Jonathan Fitchew

When hiring into a business, the process doesn’t end with a signature on the contract. As any hiring manager will testify, ‘recruitment’ can stretch for weeks or even months post-placement. Regardless of experience, your recruit doesn’t know your business, your product or your market. They may have some insight or transferable experience - but there’s no such thing as an instant hire.

There will always be some degree of hand-holding in the early stages. The question is: how do we strike a balance between supporting and micro-managing? When we fail to hit that sweet spot, we not only stand in the way of employer and employee working profitably together - we risk suffocating our recruits. Let’s consider for a moment what happens when people don’t feel they have the power of autonomy to make their own decisions (just look at the Brexit debate). Simply put, they will either demand change or leave the employer in question.

When people start in a new position, their engagement is the highest it will be at any stage in their careers. The desire to go the extra mile translates into higher productivity, buy-in to business objectives and the initiative to champion change. It’s vital to give that drive some direction. So, as employers, we provide guidelines, boundaries and support.

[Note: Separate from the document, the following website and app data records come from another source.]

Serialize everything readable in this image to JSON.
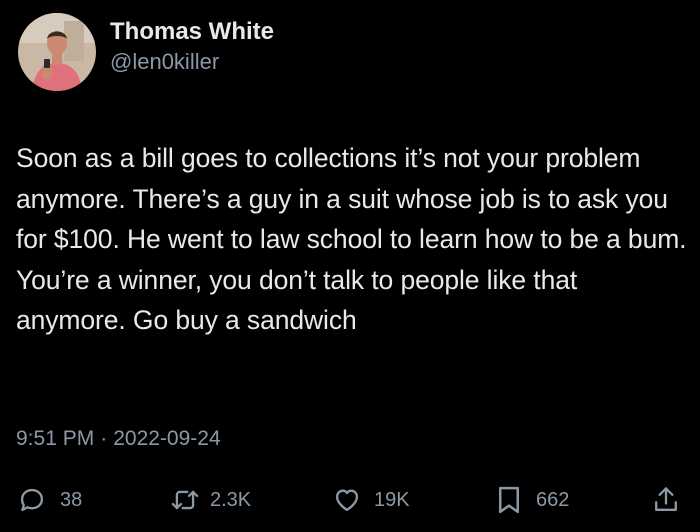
{
  "author": {
    "display_name": "Thomas White",
    "handle": "@len0killer"
  },
  "tweet": {
    "text": "Soon as a bill goes to collections it’s not your problem anymore. There’s a guy in a suit whose job is to ask you for $100. He went to law school to learn how to be a bum. You’re a winner, you don’t talk to people like that anymore. Go buy a sandwich",
    "time": "9:51 PM",
    "separator": "·",
    "date": "2022-09-24"
  },
  "actions": {
    "replies": "38",
    "retweets": "2.3K",
    "likes": "19K",
    "bookmarks": "662"
  },
  "icons": {
    "reply": "reply-icon",
    "retweet": "retweet-icon",
    "like": "heart-icon",
    "bookmark": "bookmark-icon",
    "share": "share-icon"
  },
  "colors": {
    "background": "#000000",
    "text": "#e7e9ea",
    "secondary": "#8b98a5"
  }
}
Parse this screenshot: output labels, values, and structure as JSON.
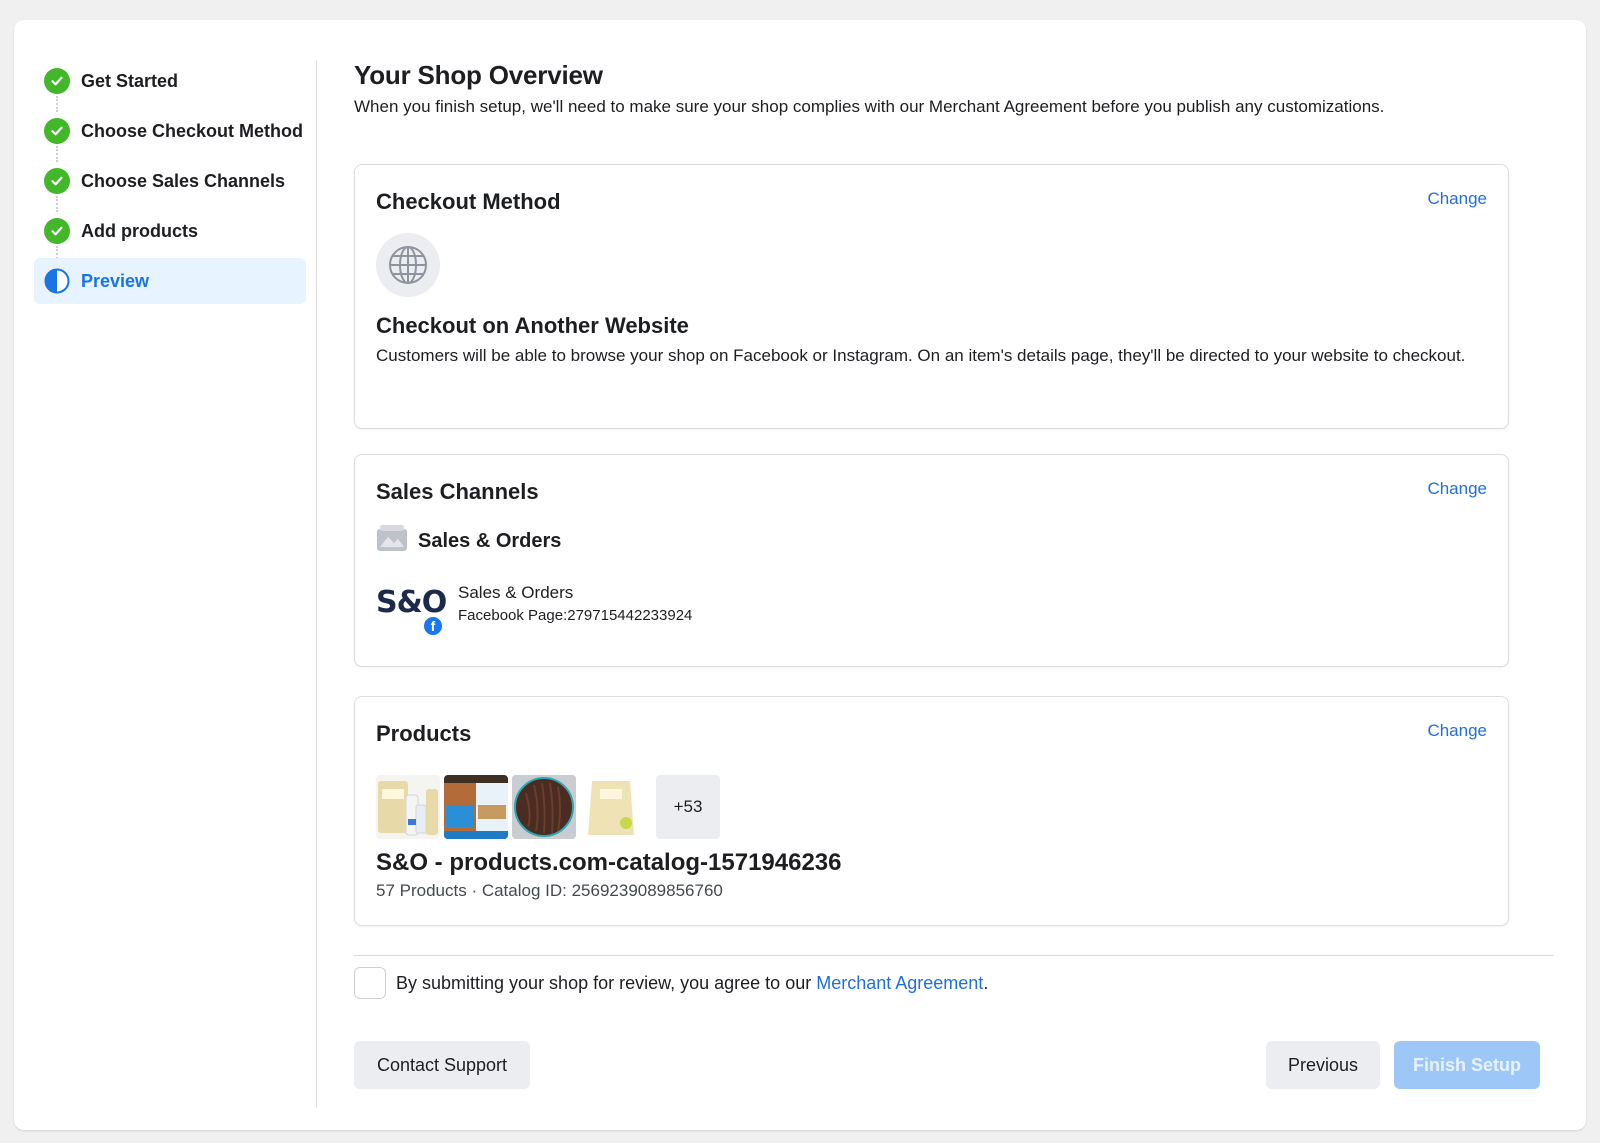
{
  "sidebar": {
    "steps": [
      {
        "label": "Get Started",
        "state": "done"
      },
      {
        "label": "Choose Checkout Method",
        "state": "done"
      },
      {
        "label": "Choose Sales Channels",
        "state": "done"
      },
      {
        "label": "Add products",
        "state": "done"
      },
      {
        "label": "Preview",
        "state": "active"
      }
    ]
  },
  "header": {
    "title": "Your Shop Overview",
    "subtitle": "When you finish setup, we'll need to make sure your shop complies with our Merchant Agreement before you publish any customizations."
  },
  "checkout_card": {
    "title": "Checkout Method",
    "change_label": "Change",
    "icon": "globe-icon",
    "method_name": "Checkout on Another Website",
    "method_desc": "Customers will be able to browse your shop on Facebook or Instagram. On an item's details page, they'll be directed to your website to checkout."
  },
  "sales_card": {
    "title": "Sales Channels",
    "change_label": "Change",
    "shop_name": "Sales & Orders",
    "channel": {
      "logo_text": "S&O",
      "name": "Sales & Orders",
      "page_id": "Facebook Page:279715442233924"
    }
  },
  "products_card": {
    "title": "Products",
    "change_label": "Change",
    "more_count": "+53",
    "catalog_name": "S&O - products.com-catalog-1571946236",
    "catalog_meta": "57 Products · Catalog ID: 2569239089856760"
  },
  "footer": {
    "agree_prefix": "By submitting your shop for review, you agree to our ",
    "agree_link": "Merchant Agreement",
    "agree_suffix": ".",
    "contact_support": "Contact Support",
    "previous": "Previous",
    "finish": "Finish Setup"
  },
  "colors": {
    "accent": "#216fdb",
    "success": "#42b72a",
    "active_bg": "#e7f3ff",
    "disabled_primary": "#9cc7f7"
  }
}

But start centralising power or micro-managing and those hires lose both their value and their appetite. Keep up the practice and we’ll land ourselves with either high levels of staff turnover or, worse still, a stifled workforce that is hesitant to work towards unified business objectives. Neither spells out long-term success.

So let’s re-negotiate the terms (better than Cameron, preferably). When hiring, entrust individuals with greater autonomy, let them demonstrate initiative and ‘own’ their roles. Let them shape their own path. Yes, they will make mistakes. Safeguards and successful middle-management will offset those risks. However, with freedom comes creativity: so not only will your hires deliver, they will exceed expectations.

A Brexit is a backlash against micro-management - albeit on a national scale. Given the divided polls, it’s clear neither extreme satisfies all. But can we strike a balance between governance and autonomy? That’s a union I’d be interested in.